> [Element data from apps and pages]
☆ ☆ ☆ ☆ ☆

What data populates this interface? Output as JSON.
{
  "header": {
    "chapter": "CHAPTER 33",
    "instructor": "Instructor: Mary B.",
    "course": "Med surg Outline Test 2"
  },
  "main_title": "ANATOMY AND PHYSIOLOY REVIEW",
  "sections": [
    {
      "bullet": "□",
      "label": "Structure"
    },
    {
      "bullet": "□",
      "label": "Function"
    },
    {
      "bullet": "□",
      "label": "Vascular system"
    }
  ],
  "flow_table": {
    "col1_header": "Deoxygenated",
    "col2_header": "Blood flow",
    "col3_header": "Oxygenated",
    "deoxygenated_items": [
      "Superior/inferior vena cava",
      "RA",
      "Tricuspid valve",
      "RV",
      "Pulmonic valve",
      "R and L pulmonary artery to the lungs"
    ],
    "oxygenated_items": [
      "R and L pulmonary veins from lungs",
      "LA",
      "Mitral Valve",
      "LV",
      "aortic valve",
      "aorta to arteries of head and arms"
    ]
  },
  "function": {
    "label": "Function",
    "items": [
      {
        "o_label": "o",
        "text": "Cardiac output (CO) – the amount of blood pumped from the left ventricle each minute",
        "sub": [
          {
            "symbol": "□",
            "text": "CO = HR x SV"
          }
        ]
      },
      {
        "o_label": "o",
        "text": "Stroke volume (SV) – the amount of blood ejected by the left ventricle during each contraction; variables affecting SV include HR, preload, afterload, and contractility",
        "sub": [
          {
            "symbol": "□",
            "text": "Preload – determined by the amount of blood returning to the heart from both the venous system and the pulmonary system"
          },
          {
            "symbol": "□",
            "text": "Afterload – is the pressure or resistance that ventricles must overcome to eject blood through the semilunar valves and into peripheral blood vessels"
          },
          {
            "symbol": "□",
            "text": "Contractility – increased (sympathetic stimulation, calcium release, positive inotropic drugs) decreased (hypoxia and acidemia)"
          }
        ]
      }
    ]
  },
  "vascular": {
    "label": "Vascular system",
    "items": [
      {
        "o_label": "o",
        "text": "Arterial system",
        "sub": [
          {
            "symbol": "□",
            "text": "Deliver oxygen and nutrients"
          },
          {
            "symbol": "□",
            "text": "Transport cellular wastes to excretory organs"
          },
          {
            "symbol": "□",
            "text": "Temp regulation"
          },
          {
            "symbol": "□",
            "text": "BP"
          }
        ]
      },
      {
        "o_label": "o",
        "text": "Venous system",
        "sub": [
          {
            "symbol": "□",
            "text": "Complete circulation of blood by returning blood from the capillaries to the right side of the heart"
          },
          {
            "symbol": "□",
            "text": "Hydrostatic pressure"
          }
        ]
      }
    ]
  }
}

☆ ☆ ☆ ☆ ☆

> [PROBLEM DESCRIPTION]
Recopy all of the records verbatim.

> [OUTPUT FOR THIS TASK]
What data populates this interface? Output as JSON.
{
  "header": {
    "chapter": "CHAPTER 33",
    "instructor": "Instructor: Mary B.",
    "course": "Med surg Outline Test 2"
  },
  "main_title": "ANATOMY AND PHYSIOLOY REVIEW",
  "sections": [
    {
      "bullet": "□",
      "label": "Structure"
    },
    {
      "bullet": "□",
      "label": "Function"
    },
    {
      "bullet": "□",
      "label": "Vascular system"
    }
  ],
  "flow_table": {
    "col1_header": "Deoxygenated",
    "col2_header": "Blood flow",
    "col3_header": "Oxygenated",
    "deoxygenated_items": [
      "Superior/inferior vena cava",
      "RA",
      "Tricuspid valve",
      "RV",
      "Pulmonic valve",
      "R and L pulmonary artery to the lungs"
    ],
    "oxygenated_items": [
      "R and L pulmonary veins from lungs",
      "LA",
      "Mitral Valve",
      "LV",
      "aortic valve",
      "aorta to arteries of head and arms"
    ]
  },
  "function": {
    "label": "Function",
    "items": [
      {
        "o_label": "o",
        "text": "Cardiac output (CO) – the amount of blood pumped from the left ventricle each minute",
        "sub": [
          {
            "symbol": "□",
            "text": "CO = HR x SV"
          }
        ]
      },
      {
        "o_label": "o",
        "text": "Stroke volume (SV) – the amount of blood ejected by the left ventricle during each contraction; variables affecting SV include HR, preload, afterload, and contractility",
        "sub": [
          {
            "symbol": "□",
            "text": "Preload – determined by the amount of blood returning to the heart from both the venous system and the pulmonary system"
          },
          {
            "symbol": "□",
            "text": "Afterload – is the pressure or resistance that ventricles must overcome to eject blood through the semilunar valves and into peripheral blood vessels"
          },
          {
            "symbol": "□",
            "text": "Contractility – increased (sympathetic stimulation, calcium release, positive inotropic drugs) decreased (hypoxia and acidemia)"
          }
        ]
      }
    ]
  },
  "vascular": {
    "label": "Vascular system",
    "items": [
      {
        "o_label": "o",
        "text": "Arterial system",
        "sub": [
          {
            "symbol": "□",
            "text": "Deliver oxygen and nutrients"
          },
          {
            "symbol": "□",
            "text": "Transport cellular wastes to excretory organs"
          },
          {
            "symbol": "□",
            "text": "Temp regulation"
          },
          {
            "symbol": "□",
            "text": "BP"
          }
        ]
      },
      {
        "o_label": "o",
        "text": "Venous system",
        "sub": [
          {
            "symbol": "□",
            "text": "Complete circulation of blood by returning blood from the capillaries to the right side of the heart"
          },
          {
            "symbol": "□",
            "text": "Hydrostatic pressure"
          }
        ]
      }
    ]
  }
}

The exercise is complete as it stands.